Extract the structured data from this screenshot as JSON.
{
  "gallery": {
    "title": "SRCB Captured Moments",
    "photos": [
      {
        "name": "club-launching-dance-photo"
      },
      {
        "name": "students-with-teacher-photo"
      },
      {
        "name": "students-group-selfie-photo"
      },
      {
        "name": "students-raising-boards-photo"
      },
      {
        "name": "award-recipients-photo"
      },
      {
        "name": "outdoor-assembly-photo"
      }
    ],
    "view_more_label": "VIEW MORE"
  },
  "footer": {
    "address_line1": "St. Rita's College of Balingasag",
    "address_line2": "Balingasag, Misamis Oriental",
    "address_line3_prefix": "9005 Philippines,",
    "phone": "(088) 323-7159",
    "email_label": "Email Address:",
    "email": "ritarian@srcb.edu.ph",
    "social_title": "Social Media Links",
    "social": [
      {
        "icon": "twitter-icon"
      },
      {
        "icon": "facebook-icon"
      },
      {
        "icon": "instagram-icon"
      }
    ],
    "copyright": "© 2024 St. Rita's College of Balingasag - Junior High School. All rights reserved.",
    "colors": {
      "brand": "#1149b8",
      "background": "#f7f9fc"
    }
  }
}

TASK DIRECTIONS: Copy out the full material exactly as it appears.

RESULT OF THIS EXERCISE:
Extract the structured data from this screenshot as JSON.
{
  "gallery": {
    "title": "SRCB Captured Moments",
    "photos": [
      {
        "name": "club-launching-dance-photo"
      },
      {
        "name": "students-with-teacher-photo"
      },
      {
        "name": "students-group-selfie-photo"
      },
      {
        "name": "students-raising-boards-photo"
      },
      {
        "name": "award-recipients-photo"
      },
      {
        "name": "outdoor-assembly-photo"
      }
    ],
    "view_more_label": "VIEW MORE"
  },
  "footer": {
    "address_line1": "St. Rita's College of Balingasag",
    "address_line2": "Balingasag, Misamis Oriental",
    "address_line3_prefix": "9005 Philippines,",
    "phone": "(088) 323-7159",
    "email_label": "Email Address:",
    "email": "ritarian@srcb.edu.ph",
    "social_title": "Social Media Links",
    "social": [
      {
        "icon": "twitter-icon"
      },
      {
        "icon": "facebook-icon"
      },
      {
        "icon": "instagram-icon"
      }
    ],
    "copyright": "© 2024 St. Rita's College of Balingasag - Junior High School. All rights reserved.",
    "colors": {
      "brand": "#1149b8",
      "background": "#f7f9fc"
    }
  }
}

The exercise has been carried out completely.